Scheduled air service is offered to Ciudad Neily, Drake Bay, Palmar, and Puerto Jiménez (you can also charter flights to Corcovado), and Jeep taxis and local tour operators offer connecting service to almost anywhere you may then want to journey. If you’re driving yourself, a 4WD vehicle is mandatory to negotiate the dirt roads of the Osa Peninsula and the Burica Peninsula. In wet season, the road to Corcovado can prove impassable to even the largest 4WD vehicles.

Accommodations tend to cater to nature lovers: take your pick from safari-style tent-camps to deluxe eco-lodges. Dozens of nature lodges line the western shores of the Osa Peninsula and the contiguous Piedras Blancas, while beach options that primarily draw surfers and the student crowd tend toward the budget end of the spectrum.

Highway 2 (the Pan-American Highway) cuts a more or less ruler-straight line along the base of the Fila Costeña mountains, connecting the towns of Palmar (to the north) with Ciudad Neily and Paso Canoas (to the south), on the border with Panamá. The towns offer nothing of interest to travelers, other than as way-stops in times of need.
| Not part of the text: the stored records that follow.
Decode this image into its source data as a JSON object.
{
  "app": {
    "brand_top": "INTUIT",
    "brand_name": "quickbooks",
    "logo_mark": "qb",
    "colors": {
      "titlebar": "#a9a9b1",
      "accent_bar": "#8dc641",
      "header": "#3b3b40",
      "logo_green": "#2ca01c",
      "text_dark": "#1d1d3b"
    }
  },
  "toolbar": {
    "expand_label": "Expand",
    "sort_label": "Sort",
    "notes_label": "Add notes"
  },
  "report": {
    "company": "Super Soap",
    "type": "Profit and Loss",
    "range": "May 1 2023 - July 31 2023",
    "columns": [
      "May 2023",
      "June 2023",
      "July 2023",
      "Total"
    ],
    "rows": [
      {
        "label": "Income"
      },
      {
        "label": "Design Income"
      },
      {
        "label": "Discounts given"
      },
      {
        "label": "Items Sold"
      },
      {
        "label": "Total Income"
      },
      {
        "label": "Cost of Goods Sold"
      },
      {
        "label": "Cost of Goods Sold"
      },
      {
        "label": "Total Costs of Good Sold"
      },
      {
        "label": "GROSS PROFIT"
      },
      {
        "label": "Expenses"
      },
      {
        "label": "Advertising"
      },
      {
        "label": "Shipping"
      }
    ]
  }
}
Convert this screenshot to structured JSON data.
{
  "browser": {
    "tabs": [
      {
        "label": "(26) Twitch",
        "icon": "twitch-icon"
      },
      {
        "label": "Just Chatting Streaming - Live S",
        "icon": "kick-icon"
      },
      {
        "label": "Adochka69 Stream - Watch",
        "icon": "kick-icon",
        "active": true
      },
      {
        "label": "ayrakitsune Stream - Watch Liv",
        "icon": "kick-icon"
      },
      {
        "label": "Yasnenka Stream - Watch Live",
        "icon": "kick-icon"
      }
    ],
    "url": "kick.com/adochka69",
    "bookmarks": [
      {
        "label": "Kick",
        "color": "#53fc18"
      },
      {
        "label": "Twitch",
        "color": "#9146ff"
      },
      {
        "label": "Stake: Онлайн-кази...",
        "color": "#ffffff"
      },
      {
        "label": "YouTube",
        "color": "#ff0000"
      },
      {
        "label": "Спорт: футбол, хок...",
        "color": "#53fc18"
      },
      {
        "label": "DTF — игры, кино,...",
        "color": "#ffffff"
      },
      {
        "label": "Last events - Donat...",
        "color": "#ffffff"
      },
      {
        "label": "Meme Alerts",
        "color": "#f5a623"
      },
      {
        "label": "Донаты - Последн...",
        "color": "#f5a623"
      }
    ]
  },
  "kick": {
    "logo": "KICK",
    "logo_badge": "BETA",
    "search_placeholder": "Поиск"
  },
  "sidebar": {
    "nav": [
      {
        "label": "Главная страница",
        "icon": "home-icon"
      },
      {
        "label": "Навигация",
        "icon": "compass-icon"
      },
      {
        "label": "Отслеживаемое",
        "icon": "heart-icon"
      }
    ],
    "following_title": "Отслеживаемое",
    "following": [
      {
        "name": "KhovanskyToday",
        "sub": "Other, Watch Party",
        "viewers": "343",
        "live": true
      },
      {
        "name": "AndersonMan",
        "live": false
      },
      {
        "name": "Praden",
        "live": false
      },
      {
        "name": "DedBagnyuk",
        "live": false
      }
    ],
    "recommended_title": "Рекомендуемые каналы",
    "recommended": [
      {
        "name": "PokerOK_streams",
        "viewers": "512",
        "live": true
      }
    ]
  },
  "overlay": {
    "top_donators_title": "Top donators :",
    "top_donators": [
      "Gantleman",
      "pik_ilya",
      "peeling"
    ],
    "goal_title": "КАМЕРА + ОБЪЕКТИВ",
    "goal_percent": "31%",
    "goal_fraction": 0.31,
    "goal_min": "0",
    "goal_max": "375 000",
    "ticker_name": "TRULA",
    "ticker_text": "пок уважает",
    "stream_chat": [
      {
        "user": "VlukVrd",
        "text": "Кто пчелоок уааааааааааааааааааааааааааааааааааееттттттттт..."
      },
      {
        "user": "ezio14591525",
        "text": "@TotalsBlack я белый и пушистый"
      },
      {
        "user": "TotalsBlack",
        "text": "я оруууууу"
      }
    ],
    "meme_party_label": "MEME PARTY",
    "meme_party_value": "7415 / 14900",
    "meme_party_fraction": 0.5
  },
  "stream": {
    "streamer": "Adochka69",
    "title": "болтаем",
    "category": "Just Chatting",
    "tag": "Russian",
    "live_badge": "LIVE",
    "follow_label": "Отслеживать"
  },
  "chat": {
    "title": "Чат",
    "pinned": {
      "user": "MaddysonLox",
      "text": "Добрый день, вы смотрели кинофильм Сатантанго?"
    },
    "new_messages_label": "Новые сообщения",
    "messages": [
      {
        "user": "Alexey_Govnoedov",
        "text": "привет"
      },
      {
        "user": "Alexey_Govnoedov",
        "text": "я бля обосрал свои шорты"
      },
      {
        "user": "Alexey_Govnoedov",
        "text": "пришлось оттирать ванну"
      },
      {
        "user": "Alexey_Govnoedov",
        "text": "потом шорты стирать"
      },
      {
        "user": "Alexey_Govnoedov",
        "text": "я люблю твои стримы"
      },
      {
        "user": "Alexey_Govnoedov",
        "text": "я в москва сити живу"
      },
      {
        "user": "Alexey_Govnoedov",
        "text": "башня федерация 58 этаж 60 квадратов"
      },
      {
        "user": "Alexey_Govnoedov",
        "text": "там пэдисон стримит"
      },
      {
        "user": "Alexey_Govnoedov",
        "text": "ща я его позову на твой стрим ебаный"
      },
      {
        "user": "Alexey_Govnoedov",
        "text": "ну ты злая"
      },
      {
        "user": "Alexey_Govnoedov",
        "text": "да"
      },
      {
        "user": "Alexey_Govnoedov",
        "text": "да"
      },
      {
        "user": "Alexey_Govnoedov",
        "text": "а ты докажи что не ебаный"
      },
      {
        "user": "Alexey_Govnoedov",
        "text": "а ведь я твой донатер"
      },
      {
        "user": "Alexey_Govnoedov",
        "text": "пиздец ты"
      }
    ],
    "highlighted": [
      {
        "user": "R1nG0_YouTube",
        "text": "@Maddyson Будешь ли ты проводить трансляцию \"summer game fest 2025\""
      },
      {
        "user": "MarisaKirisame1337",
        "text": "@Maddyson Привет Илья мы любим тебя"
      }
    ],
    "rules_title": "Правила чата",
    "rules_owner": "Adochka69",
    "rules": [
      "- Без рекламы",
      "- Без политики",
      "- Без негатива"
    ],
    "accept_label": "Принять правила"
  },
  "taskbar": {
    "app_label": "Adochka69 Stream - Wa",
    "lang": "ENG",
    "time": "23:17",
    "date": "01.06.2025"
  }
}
Sierpe, a port hamlet in the middle of African date palm plantations north of the Osa Peninsula, is the starting point for boat forays into the Humedal Nacional Térraba-Sierpe wetlands reserve and to Drake Bay, the only community on the western side of the Osa Peninsula. Drake Bay has some splendid accommodations for every budget and particularly caters to sportfishers and divers. If you’re planning on visiting Isla del Caño, you’ll typically do so from here. A coast trail provides access to Parque Nacional Corcovado, which offers some of the finest wildlife-viewing in Costa Rica (local lodges also ferry guests to Corcovado by boat). Tapirs are relatively easily seen, and jaguar sightings— while rare—are as likely here as anywhere else in the country.

The main gateway to Corcovado is Puerto Jiménez, which caters to the surfing and backpacking crowd but is broadening its appeal with sportfishing lodges and accommodations at nearby Playa Platanares. This beach has an enviable setting adjacent to a mangrove ecosystem harboring crocodiles and all manner of wildlife. Centrally located Puerto Jiménez makes an ideal base for exploring the region; water taxis connect with the laid-back surfing beach communities of Zancudo and Pavones, and the otherwise hard-to-reach beaches of Golfo Dulce, where the Casa Orquídeas and Osa Wildlife Sanctuary are must-visits.

Although it is pulling itself up by its bootstraps, Golfito, the only town of any size, can be given a wide berth; this port town holds little attraction except as a gateway to the little-visited Refugio Nacional de Vida Silvestre de Golfito (there are better places to spot wildlife) and as a base for sportfishing forays and journeys by dive-boat to Isla del Coco, famous as a world-class dive site.

Excerpted from the Ninth Edition of Moon Costa Rica.